While a number of heritage institutions and bodies have worked with drones, for example for surveying and documentation, there has been little research on how drones could be used for communication and audience building/engagement by heritage institutions. This project will critically explore emerging current use and the potential future of drones for communication and audience development in the field of heritage. Both consumer and professional engagement around drones (eg photography, video) has increased markedly over the last few years. For example, drone footage is used across a wide range of media and drone aesthetics are becoming a key element of contemporary visual culture while drone festivals and drone races are rapidly growing around the globe. How can the heritage sector contribute to this technological landscape of drone innovation to build new audiences?
An ecosystem of start-ups, festivals, grassroots user groups, etc. is emerging around drone culture, and this research critically explores the socio-economic opportunities from this for the heritage sector. At the same time, as heritage sites become ever more popular with drone amateurs (including illegal or unwanted use) and regulation of amateur drone use is increasing, this project will inform heritage sector responses that would enable safe, family-friendly and digital literacy-building engagement through drone cultures. This project will draw on scientific research on audio-visual and race drone technology, digital media research on drone culture and audiences, and heritage audience development frameworks to inform an integrated model of drone-focussed heritage audience communication and development.

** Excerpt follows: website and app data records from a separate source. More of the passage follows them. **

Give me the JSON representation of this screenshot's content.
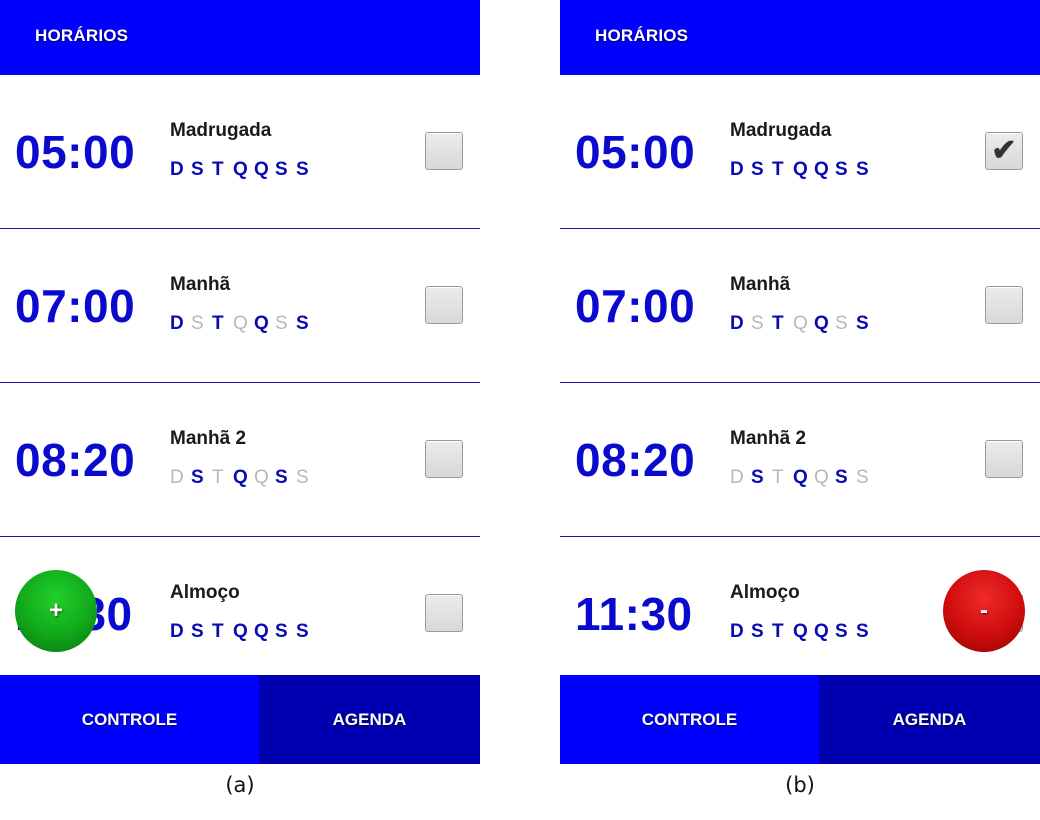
{
  "colors": {
    "header": "#0000ff",
    "tab_active": "#0000ff",
    "tab_inactive": "#0000b0",
    "time": "#0a0acf",
    "day_on": "#0a0ab5",
    "day_off": "#b8b8b8",
    "add_fab": "#10a81a",
    "remove_fab": "#cf0c0c"
  },
  "panels": [
    {
      "caption": "(a)",
      "header_title": "HORÁRIOS",
      "rows": [
        {
          "time": "05:00",
          "label": "Madrugada",
          "checked": false,
          "days": [
            {
              "letter": "D",
              "on": true
            },
            {
              "letter": "S",
              "on": true
            },
            {
              "letter": "T",
              "on": true
            },
            {
              "letter": "Q",
              "on": true
            },
            {
              "letter": "Q",
              "on": true
            },
            {
              "letter": "S",
              "on": true
            },
            {
              "letter": "S",
              "on": true
            }
          ]
        },
        {
          "time": "07:00",
          "label": "Manhã",
          "checked": false,
          "days": [
            {
              "letter": "D",
              "on": true
            },
            {
              "letter": "S",
              "on": false
            },
            {
              "letter": "T",
              "on": true
            },
            {
              "letter": "Q",
              "on": false
            },
            {
              "letter": "Q",
              "on": true
            },
            {
              "letter": "S",
              "on": false
            },
            {
              "letter": "S",
              "on": true
            }
          ]
        },
        {
          "time": "08:20",
          "label": "Manhã 2",
          "checked": false,
          "days": [
            {
              "letter": "D",
              "on": false
            },
            {
              "letter": "S",
              "on": true
            },
            {
              "letter": "T",
              "on": false
            },
            {
              "letter": "Q",
              "on": true
            },
            {
              "letter": "Q",
              "on": false
            },
            {
              "letter": "S",
              "on": true
            },
            {
              "letter": "S",
              "on": false
            }
          ]
        },
        {
          "time": "11:30",
          "label": "Almoço",
          "checked": false,
          "days": [
            {
              "letter": "D",
              "on": true
            },
            {
              "letter": "S",
              "on": true
            },
            {
              "letter": "T",
              "on": true
            },
            {
              "letter": "Q",
              "on": true
            },
            {
              "letter": "Q",
              "on": true
            },
            {
              "letter": "S",
              "on": true
            },
            {
              "letter": "S",
              "on": true
            }
          ]
        }
      ],
      "fab": {
        "kind": "add",
        "label": "+",
        "icon": "plus-icon"
      },
      "tabs": {
        "controle": "CONTROLE",
        "agenda": "AGENDA"
      }
    },
    {
      "caption": "(b)",
      "header_title": "HORÁRIOS",
      "rows": [
        {
          "time": "05:00",
          "label": "Madrugada",
          "checked": true,
          "days": [
            {
              "letter": "D",
              "on": true
            },
            {
              "letter": "S",
              "on": true
            },
            {
              "letter": "T",
              "on": true
            },
            {
              "letter": "Q",
              "on": true
            },
            {
              "letter": "Q",
              "on": true
            },
            {
              "letter": "S",
              "on": true
            },
            {
              "letter": "S",
              "on": true
            }
          ]
        },
        {
          "time": "07:00",
          "label": "Manhã",
          "checked": false,
          "days": [
            {
              "letter": "D",
              "on": true
            },
            {
              "letter": "S",
              "on": false
            },
            {
              "letter": "T",
              "on": true
            },
            {
              "letter": "Q",
              "on": false
            },
            {
              "letter": "Q",
              "on": true
            },
            {
              "letter": "S",
              "on": false
            },
            {
              "letter": "S",
              "on": true
            }
          ]
        },
        {
          "time": "08:20",
          "label": "Manhã 2",
          "checked": false,
          "days": [
            {
              "letter": "D",
              "on": false
            },
            {
              "letter": "S",
              "on": true
            },
            {
              "letter": "T",
              "on": false
            },
            {
              "letter": "Q",
              "on": true
            },
            {
              "letter": "Q",
              "on": false
            },
            {
              "letter": "S",
              "on": true
            },
            {
              "letter": "S",
              "on": false
            }
          ]
        },
        {
          "time": "11:30",
          "label": "Almoço",
          "checked": false,
          "days": [
            {
              "letter": "D",
              "on": true
            },
            {
              "letter": "S",
              "on": true
            },
            {
              "letter": "T",
              "on": true
            },
            {
              "letter": "Q",
              "on": true
            },
            {
              "letter": "Q",
              "on": true
            },
            {
              "letter": "S",
              "on": true
            },
            {
              "letter": "S",
              "on": true
            }
          ]
        }
      ],
      "fab": {
        "kind": "remove",
        "label": "-",
        "icon": "minus-icon"
      },
      "tabs": {
        "controle": "CONTROLE",
        "agenda": "AGENDA"
      }
    }
  ],
  "check_icon": "checkmark-icon",
  "check_glyph": "✔"
}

The doctoral project will aim to address the following research questions.
How can drone technology inform an audience development framework for heritage institutions, especially around diversification of audiences and innovative ways of engaging with heritage culture?

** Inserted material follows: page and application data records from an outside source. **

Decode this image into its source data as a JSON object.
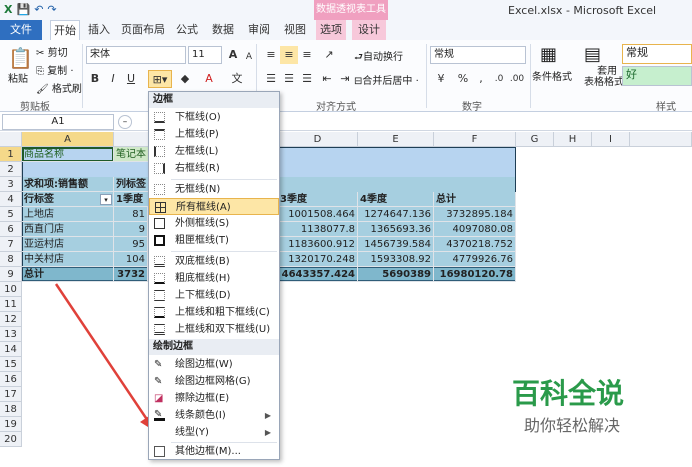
{
  "window": {
    "title": "Excel.xlsx - Microsoft Excel",
    "context_tab_title": "数据透视表工具"
  },
  "tabs": [
    {
      "label": "文件"
    },
    {
      "label": "开始"
    },
    {
      "label": "插入"
    },
    {
      "label": "页面布局"
    },
    {
      "label": "公式"
    },
    {
      "label": "数据"
    },
    {
      "label": "审阅"
    },
    {
      "label": "视图"
    },
    {
      "label": "选项"
    },
    {
      "label": "设计"
    }
  ],
  "ribbon": {
    "paste": "粘贴",
    "cut": "剪切",
    "copy": "复制 ·",
    "format_painter": "格式刷",
    "clipboard_label": "剪贴板",
    "font_name": "宋体",
    "font_size": "11",
    "wrap_text": "自动换行",
    "merge_center": "合并后居中 ·",
    "alignment_label": "对齐方式",
    "number_format": "常规",
    "number_label": "数字",
    "conditional_format": "条件格式",
    "table_format": "套用\n表格格式 ·",
    "style_normal": "常规",
    "style_good": "好",
    "styles_label": "样式"
  },
  "formula_bar": {
    "name_box": "A1"
  },
  "grid": {
    "columns": [
      "A",
      "B",
      "C",
      "D",
      "E",
      "F",
      "G",
      "H",
      "I"
    ],
    "rows": [
      [
        "商品名称",
        "笔记本",
        "",
        "",
        "",
        ""
      ],
      [
        "",
        "",
        "",
        "",
        "",
        ""
      ],
      [
        "求和项:销售额",
        "列标签",
        "",
        "",
        "",
        ""
      ],
      [
        "行标签",
        "1季度",
        "",
        "3季度",
        "4季度",
        "总计"
      ],
      [
        "上地店",
        "81",
        "",
        "1001508.464",
        "1274647.136",
        "3732895.184"
      ],
      [
        "西直门店",
        "9",
        "",
        "1138077.8",
        "1365693.36",
        "4097080.08"
      ],
      [
        "亚运村店",
        "95",
        "",
        "1183600.912",
        "1456739.584",
        "4370218.752"
      ],
      [
        "中关村店",
        "104",
        "",
        "1320170.248",
        "1593308.92",
        "4779926.76"
      ],
      [
        "总计",
        "3732",
        "",
        "4643357.424",
        "5690389",
        "16980120.78"
      ]
    ],
    "row_numbers": [
      "1",
      "2",
      "3",
      "4",
      "5",
      "6",
      "7",
      "8",
      "9",
      "10",
      "11",
      "12",
      "13",
      "14",
      "15",
      "16",
      "17",
      "18",
      "19",
      "20"
    ]
  },
  "menu": {
    "header_border": "边框",
    "header_draw": "绘制边框",
    "items": [
      {
        "label": "下框线(O)"
      },
      {
        "label": "上框线(P)"
      },
      {
        "label": "左框线(L)"
      },
      {
        "label": "右框线(R)"
      },
      {
        "label": "无框线(N)"
      },
      {
        "label": "所有框线(A)"
      },
      {
        "label": "外侧框线(S)"
      },
      {
        "label": "粗匣框线(T)"
      },
      {
        "label": "双底框线(B)"
      },
      {
        "label": "粗底框线(H)"
      },
      {
        "label": "上下框线(D)"
      },
      {
        "label": "上框线和粗下框线(C)"
      },
      {
        "label": "上框线和双下框线(U)"
      }
    ],
    "draw_items": [
      {
        "label": "绘图边框(W)"
      },
      {
        "label": "绘图边框网格(G)"
      },
      {
        "label": "擦除边框(E)"
      },
      {
        "label": "线条颜色(I)"
      },
      {
        "label": "线型(Y)"
      },
      {
        "label": "其他边框(M)..."
      }
    ]
  },
  "watermark": {
    "title": "百科全说",
    "subtitle": "助你轻松解决"
  },
  "colors": {
    "header_band": "#b7d4f0",
    "pivot_body": "#a6cfe0",
    "total_row": "#7fb7cc",
    "menu_highlight": "#fde6a6",
    "file_tab": "#2f6fc0",
    "annotation_arrow": "#e0413a"
  }
}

What are the potential socio-economic benefits for the heritage sector of drawing on commercial and civic models (eg drone film festivals, drone races, science/geek family days out) around drone technologies?
What mediator role could the heritage sector (as legitimised actor) play between the legal context, commercial exploitation and end-user engagement (eg digital literacy for families) around drone technology?
How can we test the effectiveness of the framework by conducting experiments with drone technology, working with the industry and heritage partner?
The research methodology will be a desk research phase which will include the academic literature review and a review of grey literature on the use of relevant drone technology to inform a preliminary model for audience development in the heritage sector. This will also involve identifying best practice and key institutions for field work and interviews. The heritage and industry partner will facilitate access for expert interviews.
The experimentation and field work phase will then test the preliminary model for audience development. Experiments with drone technology (including audio-visual and racing) will be conducted in partnership with the heritage and industry partner (the latter provides drone training), testing out different technologies, formats and audience reactions.
Semi-structured expert interviews with key players at heritage institutions and at drone events (eg drone film festivals, drone races) will be conducted to explore opportunities and barriers for audience development around drone technology. The audience/user perspective and practices will be captured through observations and semi-structured interviews at drone culture and heritage events and also include the experiments. All data will be coded and analysed in NVIVO.
The analysis will draw on the material from the desk research, the experiments and the field work to map out the technology and culture around drone use for building heritage audiences, including opportunities, barriers and potential partnership models for innovation and collaboration between the drone culture industry and the heritage sector. This will result in a final model for drone-related audience development in the heritage sector. In addition to the academic form, this will also be disseminated to the heritage and drone sectors through a non-academic online resource, including a best practice guide for the heritage sector – supported by the industry and heritage partner.
As a SEAHA student, you will have unparalleled access to research infrastructure and expertise across three universities and 70+ heritage, research and industrial partners. In addition to the university doctoral training requirements, SEAHA students take part in an exciting range of cohort activities, ranging from residential events and group projects, to conferences and careers events. Please visit the SEAHA website for details.